WORK REQUEST >>
Without skipping anything, write out each record below exactly.

*** Opening DATA SECTION ***

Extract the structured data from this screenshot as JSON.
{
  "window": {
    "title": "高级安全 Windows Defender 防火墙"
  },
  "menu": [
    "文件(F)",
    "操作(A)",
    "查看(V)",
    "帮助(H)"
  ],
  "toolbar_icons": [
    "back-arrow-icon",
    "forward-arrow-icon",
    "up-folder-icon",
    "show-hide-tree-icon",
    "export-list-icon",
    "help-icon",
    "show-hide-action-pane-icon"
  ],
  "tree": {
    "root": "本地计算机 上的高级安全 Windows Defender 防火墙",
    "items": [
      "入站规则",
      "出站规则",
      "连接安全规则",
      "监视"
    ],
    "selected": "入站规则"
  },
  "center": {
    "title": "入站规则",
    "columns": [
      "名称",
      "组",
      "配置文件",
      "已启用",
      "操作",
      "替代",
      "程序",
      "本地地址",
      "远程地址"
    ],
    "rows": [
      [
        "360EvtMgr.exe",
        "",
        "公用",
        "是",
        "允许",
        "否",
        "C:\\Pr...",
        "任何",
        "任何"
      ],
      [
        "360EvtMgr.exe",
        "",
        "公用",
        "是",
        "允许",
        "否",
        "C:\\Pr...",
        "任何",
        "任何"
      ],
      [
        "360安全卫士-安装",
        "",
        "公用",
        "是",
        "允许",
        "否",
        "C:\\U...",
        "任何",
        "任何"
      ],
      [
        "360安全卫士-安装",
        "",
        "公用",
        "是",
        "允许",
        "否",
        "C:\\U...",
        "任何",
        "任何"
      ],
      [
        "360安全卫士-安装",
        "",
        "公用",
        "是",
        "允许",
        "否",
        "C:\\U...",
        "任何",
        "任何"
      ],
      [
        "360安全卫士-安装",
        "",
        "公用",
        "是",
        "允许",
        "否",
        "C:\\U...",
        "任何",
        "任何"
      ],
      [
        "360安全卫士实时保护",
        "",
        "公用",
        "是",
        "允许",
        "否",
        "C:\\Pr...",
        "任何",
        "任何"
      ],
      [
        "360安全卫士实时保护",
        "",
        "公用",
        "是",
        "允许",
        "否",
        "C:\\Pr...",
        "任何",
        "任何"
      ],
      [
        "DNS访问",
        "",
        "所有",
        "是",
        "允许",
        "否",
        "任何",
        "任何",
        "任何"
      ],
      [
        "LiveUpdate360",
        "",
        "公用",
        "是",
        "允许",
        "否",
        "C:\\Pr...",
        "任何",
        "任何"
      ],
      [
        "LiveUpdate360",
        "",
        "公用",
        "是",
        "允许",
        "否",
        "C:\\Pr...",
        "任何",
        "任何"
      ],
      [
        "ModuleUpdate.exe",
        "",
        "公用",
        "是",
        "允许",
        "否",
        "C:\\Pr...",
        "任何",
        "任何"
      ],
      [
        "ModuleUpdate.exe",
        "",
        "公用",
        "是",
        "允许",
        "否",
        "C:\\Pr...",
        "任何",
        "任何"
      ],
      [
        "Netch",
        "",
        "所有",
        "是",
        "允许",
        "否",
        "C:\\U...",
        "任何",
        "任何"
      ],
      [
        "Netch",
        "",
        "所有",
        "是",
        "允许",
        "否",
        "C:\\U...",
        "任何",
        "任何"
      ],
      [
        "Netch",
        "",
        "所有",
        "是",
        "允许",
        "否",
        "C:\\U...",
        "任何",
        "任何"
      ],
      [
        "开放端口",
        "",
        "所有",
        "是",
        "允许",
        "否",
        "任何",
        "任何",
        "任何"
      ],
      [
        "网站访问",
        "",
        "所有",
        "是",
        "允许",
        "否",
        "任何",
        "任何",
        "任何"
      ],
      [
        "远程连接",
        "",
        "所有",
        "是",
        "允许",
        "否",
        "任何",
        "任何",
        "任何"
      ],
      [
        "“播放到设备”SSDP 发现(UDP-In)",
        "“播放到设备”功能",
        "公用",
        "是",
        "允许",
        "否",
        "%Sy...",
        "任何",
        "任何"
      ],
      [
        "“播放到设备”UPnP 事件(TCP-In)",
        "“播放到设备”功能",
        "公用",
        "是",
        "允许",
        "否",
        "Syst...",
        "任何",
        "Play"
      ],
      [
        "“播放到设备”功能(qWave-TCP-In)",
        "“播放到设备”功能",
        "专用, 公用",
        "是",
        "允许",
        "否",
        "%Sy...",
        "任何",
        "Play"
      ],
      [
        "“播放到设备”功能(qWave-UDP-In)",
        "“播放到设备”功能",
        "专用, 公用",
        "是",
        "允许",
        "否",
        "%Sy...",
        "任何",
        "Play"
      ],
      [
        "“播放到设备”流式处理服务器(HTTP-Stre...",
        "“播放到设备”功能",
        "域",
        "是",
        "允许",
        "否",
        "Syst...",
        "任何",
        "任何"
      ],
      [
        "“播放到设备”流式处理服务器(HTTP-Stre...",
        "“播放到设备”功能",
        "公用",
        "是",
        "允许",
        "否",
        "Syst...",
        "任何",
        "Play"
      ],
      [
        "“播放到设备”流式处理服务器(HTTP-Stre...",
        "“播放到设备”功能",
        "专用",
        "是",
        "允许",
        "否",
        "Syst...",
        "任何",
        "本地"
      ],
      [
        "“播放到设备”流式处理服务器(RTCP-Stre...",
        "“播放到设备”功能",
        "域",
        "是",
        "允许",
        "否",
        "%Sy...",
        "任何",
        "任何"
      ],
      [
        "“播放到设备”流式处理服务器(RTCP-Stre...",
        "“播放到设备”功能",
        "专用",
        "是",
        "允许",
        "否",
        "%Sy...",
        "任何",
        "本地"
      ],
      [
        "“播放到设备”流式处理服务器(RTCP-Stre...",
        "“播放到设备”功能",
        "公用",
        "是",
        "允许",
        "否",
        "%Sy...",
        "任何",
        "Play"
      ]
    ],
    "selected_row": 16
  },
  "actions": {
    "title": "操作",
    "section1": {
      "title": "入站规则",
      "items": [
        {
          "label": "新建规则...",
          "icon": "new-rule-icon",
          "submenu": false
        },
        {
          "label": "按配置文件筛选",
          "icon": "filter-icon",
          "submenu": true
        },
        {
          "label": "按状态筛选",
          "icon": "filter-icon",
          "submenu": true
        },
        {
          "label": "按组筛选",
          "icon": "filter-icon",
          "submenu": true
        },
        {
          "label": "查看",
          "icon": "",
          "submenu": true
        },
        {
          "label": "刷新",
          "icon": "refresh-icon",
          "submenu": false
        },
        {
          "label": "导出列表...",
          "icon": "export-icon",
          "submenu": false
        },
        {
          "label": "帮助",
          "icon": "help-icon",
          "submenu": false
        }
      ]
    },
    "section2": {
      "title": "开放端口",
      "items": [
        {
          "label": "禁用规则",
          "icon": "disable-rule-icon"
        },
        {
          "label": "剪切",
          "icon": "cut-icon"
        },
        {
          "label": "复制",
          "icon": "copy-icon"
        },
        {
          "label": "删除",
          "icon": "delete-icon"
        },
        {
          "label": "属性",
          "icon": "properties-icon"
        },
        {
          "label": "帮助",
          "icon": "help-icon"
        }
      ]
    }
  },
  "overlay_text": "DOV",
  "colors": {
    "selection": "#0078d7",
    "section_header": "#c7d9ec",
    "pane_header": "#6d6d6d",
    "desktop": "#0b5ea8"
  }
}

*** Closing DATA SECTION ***

SOLUTION FOR THIS TASK >>
Extract the structured data from this screenshot as JSON.
{
  "window": {
    "title": "高级安全 Windows Defender 防火墙"
  },
  "menu": [
    "文件(F)",
    "操作(A)",
    "查看(V)",
    "帮助(H)"
  ],
  "toolbar_icons": [
    "back-arrow-icon",
    "forward-arrow-icon",
    "up-folder-icon",
    "show-hide-tree-icon",
    "export-list-icon",
    "help-icon",
    "show-hide-action-pane-icon"
  ],
  "tree": {
    "root": "本地计算机 上的高级安全 Windows Defender 防火墙",
    "items": [
      "入站规则",
      "出站规则",
      "连接安全规则",
      "监视"
    ],
    "selected": "入站规则"
  },
  "center": {
    "title": "入站规则",
    "columns": [
      "名称",
      "组",
      "配置文件",
      "已启用",
      "操作",
      "替代",
      "程序",
      "本地地址",
      "远程地址"
    ],
    "rows": [
      [
        "360EvtMgr.exe",
        "",
        "公用",
        "是",
        "允许",
        "否",
        "C:\\Pr...",
        "任何",
        "任何"
      ],
      [
        "360EvtMgr.exe",
        "",
        "公用",
        "是",
        "允许",
        "否",
        "C:\\Pr...",
        "任何",
        "任何"
      ],
      [
        "360安全卫士-安装",
        "",
        "公用",
        "是",
        "允许",
        "否",
        "C:\\U...",
        "任何",
        "任何"
      ],
      [
        "360安全卫士-安装",
        "",
        "公用",
        "是",
        "允许",
        "否",
        "C:\\U...",
        "任何",
        "任何"
      ],
      [
        "360安全卫士-安装",
        "",
        "公用",
        "是",
        "允许",
        "否",
        "C:\\U...",
        "任何",
        "任何"
      ],
      [
        "360安全卫士-安装",
        "",
        "公用",
        "是",
        "允许",
        "否",
        "C:\\U...",
        "任何",
        "任何"
      ],
      [
        "360安全卫士实时保护",
        "",
        "公用",
        "是",
        "允许",
        "否",
        "C:\\Pr...",
        "任何",
        "任何"
      ],
      [
        "360安全卫士实时保护",
        "",
        "公用",
        "是",
        "允许",
        "否",
        "C:\\Pr...",
        "任何",
        "任何"
      ],
      [
        "DNS访问",
        "",
        "所有",
        "是",
        "允许",
        "否",
        "任何",
        "任何",
        "任何"
      ],
      [
        "LiveUpdate360",
        "",
        "公用",
        "是",
        "允许",
        "否",
        "C:\\Pr...",
        "任何",
        "任何"
      ],
      [
        "LiveUpdate360",
        "",
        "公用",
        "是",
        "允许",
        "否",
        "C:\\Pr...",
        "任何",
        "任何"
      ],
      [
        "ModuleUpdate.exe",
        "",
        "公用",
        "是",
        "允许",
        "否",
        "C:\\Pr...",
        "任何",
        "任何"
      ],
      [
        "ModuleUpdate.exe",
        "",
        "公用",
        "是",
        "允许",
        "否",
        "C:\\Pr...",
        "任何",
        "任何"
      ],
      [
        "Netch",
        "",
        "所有",
        "是",
        "允许",
        "否",
        "C:\\U...",
        "任何",
        "任何"
      ],
      [
        "Netch",
        "",
        "所有",
        "是",
        "允许",
        "否",
        "C:\\U...",
        "任何",
        "任何"
      ],
      [
        "Netch",
        "",
        "所有",
        "是",
        "允许",
        "否",
        "C:\\U...",
        "任何",
        "任何"
      ],
      [
        "开放端口",
        "",
        "所有",
        "是",
        "允许",
        "否",
        "任何",
        "任何",
        "任何"
      ],
      [
        "网站访问",
        "",
        "所有",
        "是",
        "允许",
        "否",
        "任何",
        "任何",
        "任何"
      ],
      [
        "远程连接",
        "",
        "所有",
        "是",
        "允许",
        "否",
        "任何",
        "任何",
        "任何"
      ],
      [
        "“播放到设备”SSDP 发现(UDP-In)",
        "“播放到设备”功能",
        "公用",
        "是",
        "允许",
        "否",
        "%Sy...",
        "任何",
        "任何"
      ],
      [
        "“播放到设备”UPnP 事件(TCP-In)",
        "“播放到设备”功能",
        "公用",
        "是",
        "允许",
        "否",
        "Syst...",
        "任何",
        "Play"
      ],
      [
        "“播放到设备”功能(qWave-TCP-In)",
        "“播放到设备”功能",
        "专用, 公用",
        "是",
        "允许",
        "否",
        "%Sy...",
        "任何",
        "Play"
      ],
      [
        "“播放到设备”功能(qWave-UDP-In)",
        "“播放到设备”功能",
        "专用, 公用",
        "是",
        "允许",
        "否",
        "%Sy...",
        "任何",
        "Play"
      ],
      [
        "“播放到设备”流式处理服务器(HTTP-Stre...",
        "“播放到设备”功能",
        "域",
        "是",
        "允许",
        "否",
        "Syst...",
        "任何",
        "任何"
      ],
      [
        "“播放到设备”流式处理服务器(HTTP-Stre...",
        "“播放到设备”功能",
        "公用",
        "是",
        "允许",
        "否",
        "Syst...",
        "任何",
        "Play"
      ],
      [
        "“播放到设备”流式处理服务器(HTTP-Stre...",
        "“播放到设备”功能",
        "专用",
        "是",
        "允许",
        "否",
        "Syst...",
        "任何",
        "本地"
      ],
      [
        "“播放到设备”流式处理服务器(RTCP-Stre...",
        "“播放到设备”功能",
        "域",
        "是",
        "允许",
        "否",
        "%Sy...",
        "任何",
        "任何"
      ],
      [
        "“播放到设备”流式处理服务器(RTCP-Stre...",
        "“播放到设备”功能",
        "专用",
        "是",
        "允许",
        "否",
        "%Sy...",
        "任何",
        "本地"
      ],
      [
        "“播放到设备”流式处理服务器(RTCP-Stre...",
        "“播放到设备”功能",
        "公用",
        "是",
        "允许",
        "否",
        "%Sy...",
        "任何",
        "Play"
      ]
    ],
    "selected_row": 16
  },
  "actions": {
    "title": "操作",
    "section1": {
      "title": "入站规则",
      "items": [
        {
          "label": "新建规则...",
          "icon": "new-rule-icon",
          "submenu": false
        },
        {
          "label": "按配置文件筛选",
          "icon": "filter-icon",
          "submenu": true
        },
        {
          "label": "按状态筛选",
          "icon": "filter-icon",
          "submenu": true
        },
        {
          "label": "按组筛选",
          "icon": "filter-icon",
          "submenu": true
        },
        {
          "label": "查看",
          "icon": "",
          "submenu": true
        },
        {
          "label": "刷新",
          "icon": "refresh-icon",
          "submenu": false
        },
        {
          "label": "导出列表...",
          "icon": "export-icon",
          "submenu": false
        },
        {
          "label": "帮助",
          "icon": "help-icon",
          "submenu": false
        }
      ]
    },
    "section2": {
      "title": "开放端口",
      "items": [
        {
          "label": "禁用规则",
          "icon": "disable-rule-icon"
        },
        {
          "label": "剪切",
          "icon": "cut-icon"
        },
        {
          "label": "复制",
          "icon": "copy-icon"
        },
        {
          "label": "删除",
          "icon": "delete-icon"
        },
        {
          "label": "属性",
          "icon": "properties-icon"
        },
        {
          "label": "帮助",
          "icon": "help-icon"
        }
      ]
    }
  },
  "overlay_text": "DOV",
  "colors": {
    "selection": "#0078d7",
    "section_header": "#c7d9ec",
    "pane_header": "#6d6d6d",
    "desktop": "#0b5ea8"
  }
}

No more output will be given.